When a line of the listing below has the string "County" in it, copy that line.

Available data:
- Opening Delimiter -
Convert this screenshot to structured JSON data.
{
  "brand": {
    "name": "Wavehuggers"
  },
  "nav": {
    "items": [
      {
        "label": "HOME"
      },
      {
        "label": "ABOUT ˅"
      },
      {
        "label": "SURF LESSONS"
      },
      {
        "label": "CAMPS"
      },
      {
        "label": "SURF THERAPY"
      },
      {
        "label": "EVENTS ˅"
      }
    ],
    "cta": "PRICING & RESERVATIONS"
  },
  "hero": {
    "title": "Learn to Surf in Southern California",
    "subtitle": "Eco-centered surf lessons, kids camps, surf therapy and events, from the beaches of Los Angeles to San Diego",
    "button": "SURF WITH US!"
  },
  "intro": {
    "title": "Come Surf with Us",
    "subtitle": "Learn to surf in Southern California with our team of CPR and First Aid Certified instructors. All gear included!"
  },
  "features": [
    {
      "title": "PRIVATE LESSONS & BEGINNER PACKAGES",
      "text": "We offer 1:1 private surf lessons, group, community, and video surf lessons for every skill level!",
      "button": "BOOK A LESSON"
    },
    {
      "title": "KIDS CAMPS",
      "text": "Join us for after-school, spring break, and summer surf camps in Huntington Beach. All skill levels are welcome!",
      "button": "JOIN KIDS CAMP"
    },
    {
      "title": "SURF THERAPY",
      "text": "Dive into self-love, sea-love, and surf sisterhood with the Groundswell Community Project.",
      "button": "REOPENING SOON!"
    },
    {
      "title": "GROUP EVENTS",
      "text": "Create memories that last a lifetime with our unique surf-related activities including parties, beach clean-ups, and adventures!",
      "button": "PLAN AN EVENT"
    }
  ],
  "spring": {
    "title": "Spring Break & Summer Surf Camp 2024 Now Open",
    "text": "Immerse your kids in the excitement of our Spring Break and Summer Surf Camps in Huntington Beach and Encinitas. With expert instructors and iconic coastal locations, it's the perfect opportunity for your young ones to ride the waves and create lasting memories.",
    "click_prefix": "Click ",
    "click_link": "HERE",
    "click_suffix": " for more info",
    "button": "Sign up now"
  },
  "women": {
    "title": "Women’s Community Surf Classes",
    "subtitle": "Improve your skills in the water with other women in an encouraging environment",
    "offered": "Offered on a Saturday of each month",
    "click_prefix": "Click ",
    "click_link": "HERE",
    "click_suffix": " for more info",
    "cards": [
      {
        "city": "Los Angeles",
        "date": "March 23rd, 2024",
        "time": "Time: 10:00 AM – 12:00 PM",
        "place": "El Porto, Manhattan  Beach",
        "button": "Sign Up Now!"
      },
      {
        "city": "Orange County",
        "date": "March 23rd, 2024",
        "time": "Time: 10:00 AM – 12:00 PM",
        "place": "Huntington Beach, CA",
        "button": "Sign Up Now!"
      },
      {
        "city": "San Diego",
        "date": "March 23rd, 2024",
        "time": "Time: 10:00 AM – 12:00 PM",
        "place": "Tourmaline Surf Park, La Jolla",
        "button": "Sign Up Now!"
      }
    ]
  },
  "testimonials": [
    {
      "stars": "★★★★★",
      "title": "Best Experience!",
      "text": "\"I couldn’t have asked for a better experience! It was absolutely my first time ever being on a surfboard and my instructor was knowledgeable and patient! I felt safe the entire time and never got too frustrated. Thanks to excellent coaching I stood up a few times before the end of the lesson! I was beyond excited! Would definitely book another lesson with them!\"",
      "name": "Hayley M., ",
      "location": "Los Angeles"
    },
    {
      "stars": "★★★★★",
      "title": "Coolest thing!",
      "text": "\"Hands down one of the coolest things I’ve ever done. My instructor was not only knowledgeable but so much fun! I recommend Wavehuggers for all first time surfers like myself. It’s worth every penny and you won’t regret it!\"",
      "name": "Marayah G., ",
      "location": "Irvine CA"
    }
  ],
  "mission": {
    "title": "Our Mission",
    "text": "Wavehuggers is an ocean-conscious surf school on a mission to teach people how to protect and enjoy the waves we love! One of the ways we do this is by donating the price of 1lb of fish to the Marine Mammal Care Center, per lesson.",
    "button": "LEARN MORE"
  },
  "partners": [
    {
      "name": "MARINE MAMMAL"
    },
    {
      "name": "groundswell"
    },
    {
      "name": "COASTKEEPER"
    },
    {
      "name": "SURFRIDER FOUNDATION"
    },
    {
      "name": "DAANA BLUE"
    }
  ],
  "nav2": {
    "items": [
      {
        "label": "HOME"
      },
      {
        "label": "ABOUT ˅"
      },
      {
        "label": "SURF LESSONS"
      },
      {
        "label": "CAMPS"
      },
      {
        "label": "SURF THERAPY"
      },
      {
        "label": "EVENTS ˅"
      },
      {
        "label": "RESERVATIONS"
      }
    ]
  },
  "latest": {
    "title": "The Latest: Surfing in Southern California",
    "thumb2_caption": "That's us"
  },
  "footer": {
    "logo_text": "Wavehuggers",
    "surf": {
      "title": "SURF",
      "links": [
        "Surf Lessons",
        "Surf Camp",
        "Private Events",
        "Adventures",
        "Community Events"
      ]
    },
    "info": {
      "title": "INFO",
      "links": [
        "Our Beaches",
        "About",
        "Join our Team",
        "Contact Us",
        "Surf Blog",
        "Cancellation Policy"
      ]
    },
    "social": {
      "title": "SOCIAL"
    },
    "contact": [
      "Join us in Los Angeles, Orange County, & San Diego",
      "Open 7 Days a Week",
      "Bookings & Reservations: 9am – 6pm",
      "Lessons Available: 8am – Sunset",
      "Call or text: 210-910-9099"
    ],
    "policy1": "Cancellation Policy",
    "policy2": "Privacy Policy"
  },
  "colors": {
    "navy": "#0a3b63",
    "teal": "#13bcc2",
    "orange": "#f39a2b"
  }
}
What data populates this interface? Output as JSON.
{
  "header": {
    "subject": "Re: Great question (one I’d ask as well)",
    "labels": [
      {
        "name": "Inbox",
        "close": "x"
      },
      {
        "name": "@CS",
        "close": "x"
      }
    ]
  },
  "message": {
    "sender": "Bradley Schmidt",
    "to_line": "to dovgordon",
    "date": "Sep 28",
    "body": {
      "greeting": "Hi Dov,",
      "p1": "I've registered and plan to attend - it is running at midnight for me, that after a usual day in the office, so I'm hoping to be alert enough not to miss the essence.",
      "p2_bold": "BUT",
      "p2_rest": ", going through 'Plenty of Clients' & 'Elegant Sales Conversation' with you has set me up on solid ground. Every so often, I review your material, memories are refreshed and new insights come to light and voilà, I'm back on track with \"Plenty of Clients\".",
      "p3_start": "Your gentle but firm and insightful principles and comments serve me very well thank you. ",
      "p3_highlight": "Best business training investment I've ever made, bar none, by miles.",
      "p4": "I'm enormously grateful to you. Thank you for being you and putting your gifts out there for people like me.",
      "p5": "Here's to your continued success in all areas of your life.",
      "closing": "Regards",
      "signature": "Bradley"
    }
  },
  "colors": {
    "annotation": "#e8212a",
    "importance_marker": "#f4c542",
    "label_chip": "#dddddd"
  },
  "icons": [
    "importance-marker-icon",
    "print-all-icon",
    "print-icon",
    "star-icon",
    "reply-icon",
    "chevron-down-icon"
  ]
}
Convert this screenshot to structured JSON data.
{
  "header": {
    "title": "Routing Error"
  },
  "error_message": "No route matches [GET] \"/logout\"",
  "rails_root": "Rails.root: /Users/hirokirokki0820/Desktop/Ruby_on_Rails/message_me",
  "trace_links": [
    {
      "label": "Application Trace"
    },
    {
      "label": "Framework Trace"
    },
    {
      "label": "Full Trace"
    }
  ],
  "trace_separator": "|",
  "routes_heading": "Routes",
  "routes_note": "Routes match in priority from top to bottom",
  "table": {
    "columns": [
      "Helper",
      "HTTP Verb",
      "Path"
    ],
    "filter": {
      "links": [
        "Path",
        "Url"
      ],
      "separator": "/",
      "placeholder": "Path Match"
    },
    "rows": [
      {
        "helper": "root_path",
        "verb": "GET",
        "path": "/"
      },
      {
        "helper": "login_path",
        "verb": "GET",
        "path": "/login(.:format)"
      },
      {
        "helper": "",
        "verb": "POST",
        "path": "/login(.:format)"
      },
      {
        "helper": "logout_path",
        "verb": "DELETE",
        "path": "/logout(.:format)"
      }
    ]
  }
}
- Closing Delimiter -
Result:
        "city": "Orange County",
      "Join us in Los Angeles, Orange County, & San Diego",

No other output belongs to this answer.